  • Start, stop, and restart the containers.

ctop in Action

cTOP Figure 2 - cTOP - Getting Container Info, CPU, Memory, Env Vars and Logs

How to install ctop

  • macOS: brew install ctop OR sudo port install ctop

  • Windows: scoop install ctop

  • Ubuntu:

sudo apt-get install ca-certificates curl gnupg lsb-release
curl -fsSL | sudo gpg --dearmor -o /usr/share/keyrings/azlux-archive-keyring.gpg
echo \
  "deb [arch=$(dpkg --print-architecture) signed-by=/usr/share/keyrings/azlux-archive-keyring.gpg] \
  $(lsb_release -cs) main" | sudo tee /etc/apt/sources.list.d/azlux.list >/dev/null
sudo apt-get update
sudo apt-get install docker-ctop
  • Docker:
docker run --rm -ti \
  --name=ctop \
  --volume /var/run/docker.sock:/var/run/docker.sock:ro \

ctop Options

-ashow active containers only
-f <string>set an initial filter string
-hdisplay help dialog
-iinvert default colors
-rreverse container sort order
-sselect initial container sort field
-voutput version information and exit

ctop Keybindings

<ENTER>Open container menu
aToggle display of all (running and non-running) containers
fFilter displayed containers (esc to clear when open)
HToggle ctop header
hOpen help dialog
sSelect container sort field
rReverse container sort order
oOpen single view
lView container logs (t to toggle timestamp when open)
eExec Shell
cConfigure columns
SSave current configuration to file
qQuit ctop
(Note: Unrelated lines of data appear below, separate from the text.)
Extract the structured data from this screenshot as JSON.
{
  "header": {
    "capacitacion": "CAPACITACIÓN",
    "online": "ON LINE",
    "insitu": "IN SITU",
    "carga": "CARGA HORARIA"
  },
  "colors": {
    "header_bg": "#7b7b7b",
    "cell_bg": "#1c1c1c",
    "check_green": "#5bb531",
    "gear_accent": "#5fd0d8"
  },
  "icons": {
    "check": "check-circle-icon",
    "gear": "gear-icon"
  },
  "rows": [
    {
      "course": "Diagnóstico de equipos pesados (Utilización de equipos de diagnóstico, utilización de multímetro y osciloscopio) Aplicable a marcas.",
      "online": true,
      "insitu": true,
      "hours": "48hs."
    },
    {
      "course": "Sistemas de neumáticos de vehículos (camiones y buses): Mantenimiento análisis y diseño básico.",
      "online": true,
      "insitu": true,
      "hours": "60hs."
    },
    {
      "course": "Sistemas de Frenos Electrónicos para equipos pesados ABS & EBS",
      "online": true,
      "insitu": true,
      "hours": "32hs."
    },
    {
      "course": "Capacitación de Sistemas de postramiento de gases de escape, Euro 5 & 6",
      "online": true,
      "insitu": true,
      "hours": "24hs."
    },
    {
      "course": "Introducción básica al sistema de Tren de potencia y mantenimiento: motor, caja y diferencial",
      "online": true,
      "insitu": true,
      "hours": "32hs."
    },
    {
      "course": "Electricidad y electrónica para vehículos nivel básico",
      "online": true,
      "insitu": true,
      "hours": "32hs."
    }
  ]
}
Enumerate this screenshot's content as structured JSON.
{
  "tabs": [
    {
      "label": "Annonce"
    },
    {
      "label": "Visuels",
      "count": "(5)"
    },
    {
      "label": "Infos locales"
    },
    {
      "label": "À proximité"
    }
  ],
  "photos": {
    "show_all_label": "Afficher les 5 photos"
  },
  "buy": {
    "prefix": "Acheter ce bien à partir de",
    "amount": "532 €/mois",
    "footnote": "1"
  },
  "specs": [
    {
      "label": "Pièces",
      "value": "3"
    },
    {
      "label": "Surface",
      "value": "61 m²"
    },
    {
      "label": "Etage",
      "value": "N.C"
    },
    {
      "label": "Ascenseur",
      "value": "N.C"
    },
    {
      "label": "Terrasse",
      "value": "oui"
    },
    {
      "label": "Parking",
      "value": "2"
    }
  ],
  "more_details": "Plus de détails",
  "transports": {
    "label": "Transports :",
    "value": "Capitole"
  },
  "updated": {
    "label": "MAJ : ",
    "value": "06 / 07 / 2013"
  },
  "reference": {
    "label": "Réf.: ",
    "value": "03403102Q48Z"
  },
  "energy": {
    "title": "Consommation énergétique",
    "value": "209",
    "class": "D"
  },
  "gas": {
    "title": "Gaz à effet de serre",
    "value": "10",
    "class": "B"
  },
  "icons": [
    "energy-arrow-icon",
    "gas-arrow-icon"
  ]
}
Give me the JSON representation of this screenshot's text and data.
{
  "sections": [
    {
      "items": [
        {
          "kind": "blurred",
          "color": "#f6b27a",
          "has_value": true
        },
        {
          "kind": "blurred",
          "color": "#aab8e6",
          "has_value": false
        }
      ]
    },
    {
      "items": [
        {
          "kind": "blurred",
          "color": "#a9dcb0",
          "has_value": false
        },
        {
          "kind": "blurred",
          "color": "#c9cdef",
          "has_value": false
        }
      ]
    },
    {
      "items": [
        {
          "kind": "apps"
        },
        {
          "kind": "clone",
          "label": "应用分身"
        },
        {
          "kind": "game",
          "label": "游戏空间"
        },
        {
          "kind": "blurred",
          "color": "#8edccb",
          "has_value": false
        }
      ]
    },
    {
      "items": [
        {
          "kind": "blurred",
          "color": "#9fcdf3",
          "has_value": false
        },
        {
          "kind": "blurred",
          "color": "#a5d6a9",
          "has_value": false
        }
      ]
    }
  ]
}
I’ve been using this tool for a few weeks now and I’m enjoying the experience so far. The main advantage for me is that on one tab I can quickly get information and logs related to all the containers deployed on my VMs.

The keybindings are pretty convenient and allow you to quickly go through all your container’s info without even having to reach out your mouse.

Note: While writing this post I found a similar alternative called lazydocker which seems useful as well.

Other Resources

This post is licensed under CC BY 4.0 by the author.